Noah interviews Dr. Alan Noble about his new book On Getting Out of Bed: The Burden & Gift of Living (InterVarsity Press). They discuss the daily realities of suffering and depression contrasted with the church’s tendency to fake it like everything is okay and that if you do things God’s way, he will fix everything.
In this episode, he talks about his journey and struggle with depression
The pain continues but he doesn’t face it alone. It continues but he doesn’t act like it’s his fight to win. Even in the midst of blaming God for his pain, he knows that God is his hope and deliverer. This may not preach well, but there is a deep comfort in it for those who experience deep pain and deep anguish and pray very difficult prayers to God. When we know God could have prevented a horrible thing from happening, but it happened. When we know God can remove a horrible circumstance from our lives, but it continues. Satan’s temptation and our internal anger wants us to abandon God. To blame God and flee our faith. And if we did so, what would we be left with? Who would be left to win the war for us? Who would be our shelter and refuge? If we make that choice, we are then completely and truly alone, with only our feeble fists and beaten down strength to fight off all the evil that Satan and this fallen world bombard us with. The psalms chart out a better path. A path of hope. A path of victory. Even in your darkest hour, even when all hope seems lost, run to God. Cry out to God. Give him all of your emotion. Blame him if you need to, he can handle it. But keep your hope in him. Keep him as your shelter in the storm and refuge in the war. If you die from the bullets, die in his arms. If the storm overwhelms you, be overwhelmed in his arms.
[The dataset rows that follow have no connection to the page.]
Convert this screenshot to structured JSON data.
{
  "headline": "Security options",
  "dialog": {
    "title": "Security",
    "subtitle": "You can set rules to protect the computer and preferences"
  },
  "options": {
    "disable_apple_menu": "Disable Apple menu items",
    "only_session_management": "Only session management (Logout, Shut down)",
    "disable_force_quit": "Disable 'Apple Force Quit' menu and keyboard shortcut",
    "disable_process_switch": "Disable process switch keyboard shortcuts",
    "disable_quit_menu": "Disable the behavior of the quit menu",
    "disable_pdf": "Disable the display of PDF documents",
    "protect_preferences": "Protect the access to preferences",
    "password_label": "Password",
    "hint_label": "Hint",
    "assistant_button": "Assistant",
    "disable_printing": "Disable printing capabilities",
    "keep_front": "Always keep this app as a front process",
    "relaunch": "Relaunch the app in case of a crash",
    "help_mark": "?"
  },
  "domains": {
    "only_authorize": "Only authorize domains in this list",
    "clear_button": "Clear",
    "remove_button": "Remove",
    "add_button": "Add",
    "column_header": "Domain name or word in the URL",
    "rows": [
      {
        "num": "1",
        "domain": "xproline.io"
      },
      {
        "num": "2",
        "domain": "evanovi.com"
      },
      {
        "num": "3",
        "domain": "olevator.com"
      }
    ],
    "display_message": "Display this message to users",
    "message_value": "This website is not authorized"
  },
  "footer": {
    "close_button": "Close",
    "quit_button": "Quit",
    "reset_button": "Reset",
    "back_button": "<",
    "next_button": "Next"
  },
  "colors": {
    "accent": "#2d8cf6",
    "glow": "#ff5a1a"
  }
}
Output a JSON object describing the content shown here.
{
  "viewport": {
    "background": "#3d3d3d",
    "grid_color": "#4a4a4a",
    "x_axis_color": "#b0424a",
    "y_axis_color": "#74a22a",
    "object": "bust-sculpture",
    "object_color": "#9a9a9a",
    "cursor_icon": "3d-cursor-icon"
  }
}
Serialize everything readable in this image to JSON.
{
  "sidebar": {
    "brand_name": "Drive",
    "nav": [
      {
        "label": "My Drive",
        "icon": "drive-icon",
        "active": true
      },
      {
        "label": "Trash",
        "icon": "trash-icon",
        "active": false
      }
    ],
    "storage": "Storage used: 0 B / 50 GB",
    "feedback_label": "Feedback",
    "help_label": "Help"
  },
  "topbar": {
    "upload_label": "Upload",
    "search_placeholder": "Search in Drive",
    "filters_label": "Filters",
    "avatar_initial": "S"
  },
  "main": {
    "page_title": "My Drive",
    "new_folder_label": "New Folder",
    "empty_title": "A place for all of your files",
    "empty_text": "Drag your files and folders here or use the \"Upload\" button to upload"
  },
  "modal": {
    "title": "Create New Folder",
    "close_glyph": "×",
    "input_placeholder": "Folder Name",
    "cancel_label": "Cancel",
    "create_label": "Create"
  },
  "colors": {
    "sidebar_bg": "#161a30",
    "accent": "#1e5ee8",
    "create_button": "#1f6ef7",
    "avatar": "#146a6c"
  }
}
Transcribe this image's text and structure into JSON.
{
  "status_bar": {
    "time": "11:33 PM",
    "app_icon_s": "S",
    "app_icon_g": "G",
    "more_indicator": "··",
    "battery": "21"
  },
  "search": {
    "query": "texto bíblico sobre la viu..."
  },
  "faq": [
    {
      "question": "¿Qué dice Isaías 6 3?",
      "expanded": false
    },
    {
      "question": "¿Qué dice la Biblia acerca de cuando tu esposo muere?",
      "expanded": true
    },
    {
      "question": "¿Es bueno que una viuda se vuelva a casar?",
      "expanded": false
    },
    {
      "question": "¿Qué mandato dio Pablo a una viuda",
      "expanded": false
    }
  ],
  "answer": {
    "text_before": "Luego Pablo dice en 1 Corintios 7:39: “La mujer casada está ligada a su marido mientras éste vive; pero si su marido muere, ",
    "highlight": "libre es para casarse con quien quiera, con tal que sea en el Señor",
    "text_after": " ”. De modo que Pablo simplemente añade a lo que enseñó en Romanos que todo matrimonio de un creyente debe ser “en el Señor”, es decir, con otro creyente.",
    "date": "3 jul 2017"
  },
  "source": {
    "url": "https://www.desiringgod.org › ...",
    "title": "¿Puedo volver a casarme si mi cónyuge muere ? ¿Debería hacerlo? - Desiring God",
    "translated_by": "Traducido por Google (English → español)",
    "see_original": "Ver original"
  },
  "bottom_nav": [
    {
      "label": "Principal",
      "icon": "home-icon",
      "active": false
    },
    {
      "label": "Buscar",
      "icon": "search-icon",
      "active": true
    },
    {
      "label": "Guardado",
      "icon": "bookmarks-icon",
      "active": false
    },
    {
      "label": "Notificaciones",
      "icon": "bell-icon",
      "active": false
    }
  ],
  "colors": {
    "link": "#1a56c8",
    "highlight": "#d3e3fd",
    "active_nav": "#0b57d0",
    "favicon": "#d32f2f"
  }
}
It’s so helpful for me to hear the psalmist describe the simultaneous reality of his darkness and his refuge. In modern Christianity, it can often feel like results are supposed to come instantaneously when we cry out to God for help. That we are in the darkness, we pray that God would take the darkness away, and the darkness is gone! But time and time again, that is not the pattern we see in the Psalms. Yes, the psalmist is praying that God will take away the darkness, but the right now prayer is that God will be his refuge, shelter, and fortress in the midst of the darkness. This is something I can hold on to. This is something that actually gives my soul peace as I deal with my own seasons of darkness.
Sometimes I think it can’t get any worse than it is right now. Or that it’s never been this bad. Psalm 12:8 reminds me that it’s been this way for thousands of years. On one hand, that sure is a discouraging thought on its own. But despite humankind’s obsession with and acceptance of evil, hope and encouragement come from knowing God has remained faithful all this time. If the evil of the past hasn’t knocked God out, the evil of the present sure isn’t going to either. God has remained on the throne. God cares about the needy and the oppressed. God will judge the wicked. God is and always has been worthy of our praise, adoration, and obedience.
When we are going through suffering and trials, we so often forget that there is an eternal or spiritual reality that is as true, if not more true, than the temporary, physical reality we see in front of us. When our foundations in this physical reality get destroyed, it’s so easy to think it’s the end of the world. It’s so easy to think all hope is lost and to fall deep into despair. Psalm 11 reminds us that God’s job is never at stake. He’s never on the hot seat. God will judge the wicked, period. And God will rescue his children, period. God loves justice. God wins. God is the King of Kings and the Lord of Lords.